Before we discuss Frugal Banking, let's take another look at the definition of Frugal;
1. economical in use or expenditure; prudently saving or sparing; not wasteful: a frugal manager.
2. entailing little expense; requiring few resources; meager; scanty: a frugal meal.
With this definition of frugal in mind, let's go on!
Frugal banking is the art of managing you checking and savings accounts so that you entail little expense, require few resources and aren't wasteful. Some of the ways that you can be a frugal with your banking:
Open a free checking account, but beware of the fees (see Fee Schedules below)! If you can keep a small minimum balance and don't write a lot of checks, a free checking account could be your best choice. Do some homework to find out what other checking account options are available. Remember to read the fine print because free isn't always free!
Friendly ATM's are the ones that don't charge you for using them. Banks call these 'foreign transaction fees' and make muchos dinero from them! The least expensive ATM is the one owned by your bank or credit union; they won't charge you a fee for using their ATM's. If you know that you're going to need cash, and you must use an ATM that isn't in your bank or credit union's network, then make sure that you withdraw enough cash to get you by until you can visit your own institution.
Online Bill Payer is one of the most frugal banking steps that you can take! Not only are you saving the cost of postage and checks (remember free isn't always free, see free checking above) you can save your valuable time by setting up bill payer to pay your regular and routine bills on a schedule! But again, watch out for fees! Most bill payer services these days are free, but some banks and credit unions will impose a non-usage charge if you've signed up for bill payer but don't use it.

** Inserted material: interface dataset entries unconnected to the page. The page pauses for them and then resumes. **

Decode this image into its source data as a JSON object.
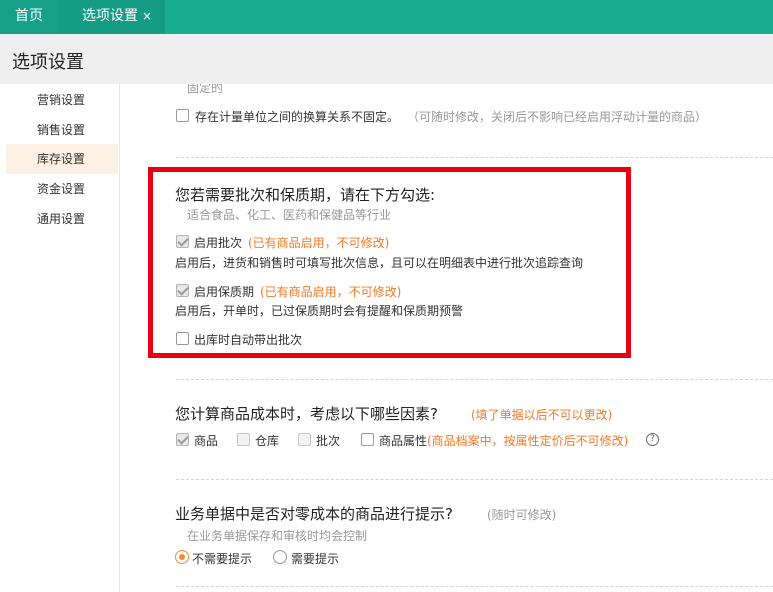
{
  "tabs": {
    "home": "首页",
    "active": "选项设置",
    "close": "×"
  },
  "page_title": "选项设置",
  "sidebar": {
    "items": [
      {
        "label": "营销设置"
      },
      {
        "label": "销售设置"
      },
      {
        "label": "库存设置",
        "active": true
      },
      {
        "label": "资金设置"
      },
      {
        "label": "通用设置"
      }
    ]
  },
  "unit_section": {
    "cut_text": "固定的",
    "checkbox_label": "存在计量单位之间的换算关系不固定。",
    "note": "（可随时修改，关闭后不影响已经启用浮动计量的商品）"
  },
  "batch_section": {
    "title": "您若需要批次和保质期，请在下方勾选:",
    "subtitle": "适合食品、化工、医药和保健品等行业",
    "enable_batch": {
      "label": "启用批次",
      "note": "(已有商品启用，不可修改)",
      "desc": "启用后，进货和销售时可填写批次信息，且可以在明细表中进行批次追踪查询",
      "checked": true
    },
    "enable_shelf": {
      "label": "启用保质期",
      "note": "(已有商品启用，不可修改)",
      "desc": "启用后，开单时，已过保质期时会有提醒和保质期预警",
      "checked": true
    },
    "auto_batch": {
      "label": "出库时自动带出批次",
      "checked": false
    }
  },
  "cost_section": {
    "title": "您计算商品成本时，考虑以下哪些因素?",
    "note": "(填了单据以后不可以更改)",
    "options": [
      {
        "label": "商品",
        "checked": true
      },
      {
        "label": "仓库",
        "checked": false
      },
      {
        "label": "批次",
        "checked": false
      },
      {
        "label": "商品属性",
        "checked": false
      }
    ],
    "attr_note": "(商品档案中，按属性定价后不可修改)",
    "help_icon": "question-circle-icon"
  },
  "zero_cost_section": {
    "title": "业务单据中是否对零成本的商品进行提示?",
    "note": "(随时可修改)",
    "subtitle": "在业务单据保存和审核时均会控制",
    "options": [
      {
        "label": "不需要提示",
        "selected": true
      },
      {
        "label": "需要提示",
        "selected": false
      }
    ]
  },
  "colors": {
    "topbar": "#1aab93",
    "accent_orange": "#f07a2a",
    "highlight_box": "#e60012",
    "sidebar_active": "#fdf0e4"
  }
}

Dormant account fees are charged when an account, no matter what the balance on deposit might be, hasn't had any recent withdrawal or deposit activity. Why do banks charge a fee like this? Good question. I think the best answer (not necessarily the right answer) is because they can! Does your bank or credit union charge you for leaving money with them? If so, take your money out and run! Or, if you'd prefer to leave your money in the account, stop by and deposit a penny every couple of months!
Account maintenance fees what your friendly bankers might charge you for doing business with them. Here is a nice chart from Bankrate.com that covers many of the fees that you could be charged, and what the fees are for.
Make sure that you have enough money in your checking account to cover the checks you write! This may seem obvious, but surprisingly, many people continue to rely on the float that really doesn't exist anymore. Instead, banks and credit unions have come up with a product called Overdraft Protection or Courtesy Pay. These products will cover your otherwise bad check and charge you a fee for doing so. These fees can be OUTRAGEOUSLY HIGH, but are probably still better than writing bad checks. The lesson here is don't try to float a check, make sure that you have the money in the account before writing the check!
You can avoid bank fees by being aware of what they are! Frugal Banking means not being wasteful. By knowing the rules, you can avoid the fouls! Read you account agreement and fee schedule, doing so could actually make you money! How? If you learned something by reading the agreement and schedule that helped you avoid paying a fee, then you kind of made money by not being wasteful with it! Your account agreement is the rule book; it sets out under what circumstances the financial institution will charge you a fee. Being Frugal is being smart. To be smart, you need to know! Read the account agreement so you can know!
Go where the money is! Even modest balance savings and checking accounts can earn really good interest rates if you shop around! The best places to earn interest income on modest balance checking and savings balances are online banking accounts. Recently, ING Direct paid 4% for a checking account with no minimum balance, FNBO Direct is paying 6% for a savings account with no minimum balance, and Capital One Direct was paying almost 5% for a no minimum balance money market account! Don't leave money in the banks and credit unions so that they can fee you for it! Move it to a place that appreciates your business and rewards you for it!
Tomorrow- Frugal Motorist.